On the surface, this seems like old news but this study was different in three important ways. First, to our knowledge, it was the longest organic diet intervention to date – by far. It was also the first to occur in pregnant women. Fetal development is potentially the most sensitive period for exposures to neurotoxic agents like pesticides. Finally, in previous organic diet intervention studies, researchers typically changed participants’ entire diets – swapping a fully conventional diet for a fully organic one. In our study, we asked participants to supplement their existing diets with either organic or conventional produce. This is more consistent with the actual dietary habits of most people who eat organic food – occasionally, but not always.
Even with just a partial dietary change, we observed a significant difference in pesticide exposure between the two groups. We believe that this study shows that a long-term organic diet intervention can be executed in a way that is effective, realistic and feasible.
The next step is to do this same study but in a larger population. We would then want to assess whether there were any resulting differences in the health of the children as they grew older, by measuring neurological outcomes like IQ, memory and incidence of attention-deficit disorders. By randomly assigning women to the organic and conventional groups, we could be sure any differences observed in their children’s health really were due to diet, rather than other factors common among people who consume organic food.
The public is sufficiently interested in this question, the organic market is large enough, and the observational studies suggestive enough to justify such a study. Right now, we don’t know if an organic diet improves health, but based on our recent research, I believe we can find out.

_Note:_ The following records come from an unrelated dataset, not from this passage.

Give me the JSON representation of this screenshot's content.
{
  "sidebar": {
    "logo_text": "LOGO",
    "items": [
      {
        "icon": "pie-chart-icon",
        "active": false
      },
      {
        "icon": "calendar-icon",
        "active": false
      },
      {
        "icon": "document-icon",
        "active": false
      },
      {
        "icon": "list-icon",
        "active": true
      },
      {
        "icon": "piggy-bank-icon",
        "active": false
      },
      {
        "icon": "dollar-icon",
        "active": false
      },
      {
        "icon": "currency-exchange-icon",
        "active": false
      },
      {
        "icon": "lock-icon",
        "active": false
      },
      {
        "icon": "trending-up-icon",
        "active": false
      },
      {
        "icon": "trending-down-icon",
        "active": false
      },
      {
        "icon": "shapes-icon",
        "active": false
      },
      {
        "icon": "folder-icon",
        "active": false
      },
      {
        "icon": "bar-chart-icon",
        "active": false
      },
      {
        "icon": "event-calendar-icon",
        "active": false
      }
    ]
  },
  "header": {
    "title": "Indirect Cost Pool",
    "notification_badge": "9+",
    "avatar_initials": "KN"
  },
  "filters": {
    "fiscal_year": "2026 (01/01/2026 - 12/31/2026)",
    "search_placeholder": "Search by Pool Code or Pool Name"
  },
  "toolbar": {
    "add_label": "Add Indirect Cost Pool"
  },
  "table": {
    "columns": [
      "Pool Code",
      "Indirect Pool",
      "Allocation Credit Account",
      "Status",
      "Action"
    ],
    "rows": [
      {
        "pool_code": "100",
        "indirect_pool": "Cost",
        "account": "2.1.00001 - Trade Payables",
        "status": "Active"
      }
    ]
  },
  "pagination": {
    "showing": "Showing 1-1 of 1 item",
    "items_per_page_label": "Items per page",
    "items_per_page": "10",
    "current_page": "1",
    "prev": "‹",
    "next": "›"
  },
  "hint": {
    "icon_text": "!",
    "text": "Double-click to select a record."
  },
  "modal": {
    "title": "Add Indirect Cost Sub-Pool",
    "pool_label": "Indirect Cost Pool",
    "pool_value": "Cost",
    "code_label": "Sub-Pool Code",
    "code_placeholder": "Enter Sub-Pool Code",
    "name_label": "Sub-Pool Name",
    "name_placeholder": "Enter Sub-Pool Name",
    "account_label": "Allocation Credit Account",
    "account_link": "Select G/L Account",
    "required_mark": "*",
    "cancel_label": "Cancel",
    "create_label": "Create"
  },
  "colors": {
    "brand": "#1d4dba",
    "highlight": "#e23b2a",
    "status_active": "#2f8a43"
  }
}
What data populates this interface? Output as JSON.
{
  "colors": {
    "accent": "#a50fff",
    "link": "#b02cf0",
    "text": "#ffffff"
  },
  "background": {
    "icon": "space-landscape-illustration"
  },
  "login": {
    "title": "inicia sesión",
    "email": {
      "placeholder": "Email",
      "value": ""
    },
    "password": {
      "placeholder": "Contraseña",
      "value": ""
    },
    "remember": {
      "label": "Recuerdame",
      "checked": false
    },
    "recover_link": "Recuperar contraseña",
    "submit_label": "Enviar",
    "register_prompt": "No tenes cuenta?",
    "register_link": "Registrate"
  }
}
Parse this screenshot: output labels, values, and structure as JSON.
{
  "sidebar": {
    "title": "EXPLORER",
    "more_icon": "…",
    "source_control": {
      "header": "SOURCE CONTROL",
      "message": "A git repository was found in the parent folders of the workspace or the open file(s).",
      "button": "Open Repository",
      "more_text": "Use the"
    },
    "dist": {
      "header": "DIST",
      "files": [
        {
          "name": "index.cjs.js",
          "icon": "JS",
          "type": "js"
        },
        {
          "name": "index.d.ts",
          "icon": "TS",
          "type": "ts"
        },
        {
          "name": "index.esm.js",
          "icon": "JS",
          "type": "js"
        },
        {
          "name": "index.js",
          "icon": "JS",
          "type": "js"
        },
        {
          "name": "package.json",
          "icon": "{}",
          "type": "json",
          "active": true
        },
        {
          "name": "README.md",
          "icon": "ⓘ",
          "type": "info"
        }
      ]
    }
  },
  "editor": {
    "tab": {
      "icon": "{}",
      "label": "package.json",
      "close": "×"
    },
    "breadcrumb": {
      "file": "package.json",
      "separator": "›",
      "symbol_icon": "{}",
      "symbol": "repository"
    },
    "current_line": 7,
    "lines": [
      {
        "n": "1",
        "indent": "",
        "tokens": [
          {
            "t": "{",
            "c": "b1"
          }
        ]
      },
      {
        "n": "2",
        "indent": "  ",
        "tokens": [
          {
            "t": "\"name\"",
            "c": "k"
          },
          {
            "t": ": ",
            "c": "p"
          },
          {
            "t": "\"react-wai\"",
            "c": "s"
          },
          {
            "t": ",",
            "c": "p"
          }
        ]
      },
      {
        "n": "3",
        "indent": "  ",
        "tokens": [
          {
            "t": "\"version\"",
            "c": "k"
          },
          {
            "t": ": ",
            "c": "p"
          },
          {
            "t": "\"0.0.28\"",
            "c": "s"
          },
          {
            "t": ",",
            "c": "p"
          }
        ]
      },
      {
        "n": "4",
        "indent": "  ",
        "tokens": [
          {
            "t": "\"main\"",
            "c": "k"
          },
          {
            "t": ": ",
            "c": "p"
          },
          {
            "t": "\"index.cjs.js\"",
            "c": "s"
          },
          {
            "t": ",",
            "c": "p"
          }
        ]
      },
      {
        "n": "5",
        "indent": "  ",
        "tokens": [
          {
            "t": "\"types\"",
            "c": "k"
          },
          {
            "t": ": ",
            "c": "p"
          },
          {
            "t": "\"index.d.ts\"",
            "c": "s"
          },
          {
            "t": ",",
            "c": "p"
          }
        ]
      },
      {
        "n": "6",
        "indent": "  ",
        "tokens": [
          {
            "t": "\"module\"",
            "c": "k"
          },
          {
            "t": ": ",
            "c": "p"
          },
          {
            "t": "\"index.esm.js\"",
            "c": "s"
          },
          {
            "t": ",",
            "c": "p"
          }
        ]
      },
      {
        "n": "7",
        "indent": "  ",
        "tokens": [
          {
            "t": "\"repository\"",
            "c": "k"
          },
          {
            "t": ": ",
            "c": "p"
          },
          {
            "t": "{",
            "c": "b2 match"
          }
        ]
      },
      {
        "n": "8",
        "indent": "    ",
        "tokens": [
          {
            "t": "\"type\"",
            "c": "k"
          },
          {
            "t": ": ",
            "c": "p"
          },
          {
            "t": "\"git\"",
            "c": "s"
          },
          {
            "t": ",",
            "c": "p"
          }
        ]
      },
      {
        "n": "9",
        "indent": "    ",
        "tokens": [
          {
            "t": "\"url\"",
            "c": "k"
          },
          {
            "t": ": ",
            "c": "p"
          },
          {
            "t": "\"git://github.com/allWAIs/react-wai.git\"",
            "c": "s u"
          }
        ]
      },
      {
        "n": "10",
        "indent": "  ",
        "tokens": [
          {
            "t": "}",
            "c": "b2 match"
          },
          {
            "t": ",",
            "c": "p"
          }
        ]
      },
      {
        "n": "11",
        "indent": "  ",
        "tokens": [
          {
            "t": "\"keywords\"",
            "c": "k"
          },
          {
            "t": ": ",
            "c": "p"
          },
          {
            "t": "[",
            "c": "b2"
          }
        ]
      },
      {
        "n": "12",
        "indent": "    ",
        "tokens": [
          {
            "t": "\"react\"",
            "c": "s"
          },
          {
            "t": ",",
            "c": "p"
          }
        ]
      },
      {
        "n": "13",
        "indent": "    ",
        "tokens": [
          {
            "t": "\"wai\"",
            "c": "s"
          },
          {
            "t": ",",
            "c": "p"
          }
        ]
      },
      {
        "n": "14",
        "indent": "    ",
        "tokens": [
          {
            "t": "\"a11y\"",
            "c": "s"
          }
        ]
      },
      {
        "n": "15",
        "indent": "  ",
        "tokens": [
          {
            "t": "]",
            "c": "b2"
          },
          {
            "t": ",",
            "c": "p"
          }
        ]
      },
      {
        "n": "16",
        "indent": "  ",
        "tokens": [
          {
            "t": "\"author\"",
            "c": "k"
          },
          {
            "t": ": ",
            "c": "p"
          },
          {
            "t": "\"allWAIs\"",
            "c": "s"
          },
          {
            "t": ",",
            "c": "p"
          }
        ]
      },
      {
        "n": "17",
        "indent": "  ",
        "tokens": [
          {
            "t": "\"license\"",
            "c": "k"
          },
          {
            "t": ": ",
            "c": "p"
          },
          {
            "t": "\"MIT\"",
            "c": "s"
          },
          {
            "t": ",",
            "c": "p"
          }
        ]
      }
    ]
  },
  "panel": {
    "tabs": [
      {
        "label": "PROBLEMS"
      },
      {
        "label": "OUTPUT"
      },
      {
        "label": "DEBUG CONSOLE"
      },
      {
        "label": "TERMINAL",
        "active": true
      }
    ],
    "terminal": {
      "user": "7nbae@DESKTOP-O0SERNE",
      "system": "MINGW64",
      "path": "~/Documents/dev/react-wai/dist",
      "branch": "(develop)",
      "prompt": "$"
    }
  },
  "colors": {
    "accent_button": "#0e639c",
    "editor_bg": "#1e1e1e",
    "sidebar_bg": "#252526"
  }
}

Tulsidas came to know about a unique behaviour of Rahim. While giving alms to the poor, Rahim gave with extreme humility. While giving, he kept his gaze downwards towards the earth. He never looked at the person he was giving alms to. Tulsidas promptly wrote the following couplet and sent it to Rahim.
“ऐसी देनी देंनज्यूँ, कित सीखे हो सैन
जयोंज्यों कर ऊंच्यो करो, त्योंत्यों निचे नैन”
Meaning – “O great person, where have you learnt this amazing way of giving? As your hands rise (to give), your eyes look down” Completing the couplet which Tulsidas wrote, Rahim replied in extreme humility.
His reply shows how evolved Rahim was as a soul.
“देनहार कोई और है, भेजत जो दिन रैन
लोग भरम हम पर करे, तासो निचे नैन”
Meaning- “The Giver is someone else (the God almighty), giving day and night. The world has a misconception that I am the giver. So, I lower my eyes in embarrassment.”
The demonstrators, backed and encouraged by the Government of Pakistan to amass and protest outside the Indian High Commission, had gathered on 15 August which marked the day of India’s Independence. Pakistan had celebrated the occasion as a ‘Black Day’ in an attempt to internationalise the recent developments in the Indian territory of Jammu and Kashmir.